Missouri’s 38th State Auditor Nicole Galloway today reaffirmed her office’s fight against public corruption.
She made the statement remarks given after she was sworn in for a second term in Jefferson City.
As part of that renewed commitment, Galloway announced she is directing increased resources towards investigations of fraud and abuse in government in a newly created Public Corruption and Fraud Division (PCFD) within the State Auditor’s Office.
Missouri Supreme Court Justice Mary R. Russell administered the oath of office to the incumbent Auditor in a public ceremony held in the State Capitol rotunda. Galloway, elected in November to a second term, was accompanied by members of her family, including her husband, Jon, and their three sons
“It is my job to tell Missourians who is corrupting our government, and to hold the powerful accountable to the people of this state,” Auditor Galloway said after being sworn in. “Each time we expose corruption and abuse, it makes an impact. It puts others on notice that their wrongdoing will see the light of day.”
By focusing additional resources on fighting public corruption through the PCFD, the Auditor’s office can more effectively address whistleblower complaints regarding abuse in local government.
“This division will have dedicated auditors and attorneys, law enforcement professionals, forensic auditing specialists and certified fraud examiners,” the Auditor said. “My team will have the tools, resources and expertise to expose wrongdoing. As a certified fraud examiner myself, I am committed to creating the strongest and most robust public corruption force the state has ever seen.”
Auditor Galloway’s complete remarks can be found here.
The changes in the office will also allow the State Auditor’s Office more flexibility to respond directly to significant concerns identified in counties that do not have a county auditor. As required under state law, third-class counties receive a financial audit every four years.
Auditor Galloway says since taking office in 2015, her audits have resulted in 38 criminal charges against public officials.
In some cases, whistleblower contacts result in audits which have led to the filing of criminal charges and the convictions of public officials. Investigations that don’t lead to audits also have brought about changes beneficial to taxpayers after Auditor’s office staff have reached out to public officials to make them aware of problems that can be resolved quickly.

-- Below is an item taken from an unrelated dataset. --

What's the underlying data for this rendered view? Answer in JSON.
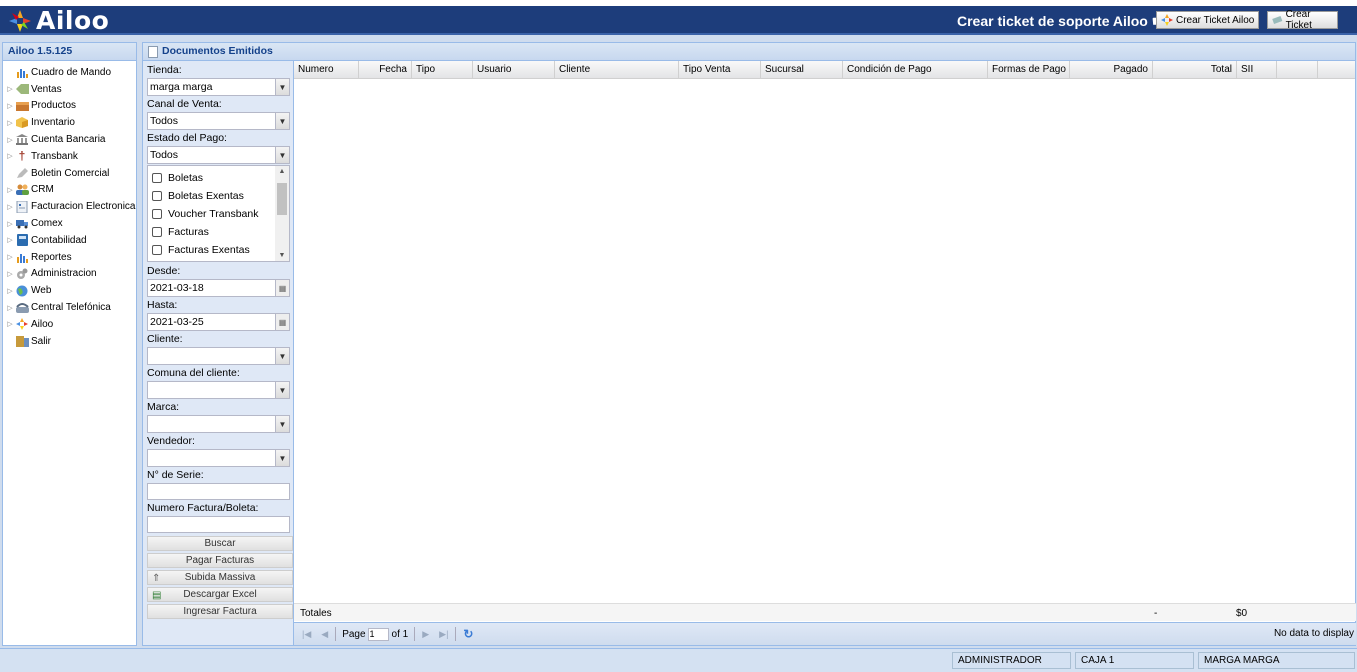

Galloway said if Missourians have information regarding government waste, fraud and abuse, they may provide it for consideration to the State Auditor’s Whistleblower Hotline at 800-347-8597 or by e-mail at email@example.com. Under the law, whistleblowers have the option to remain anonymous.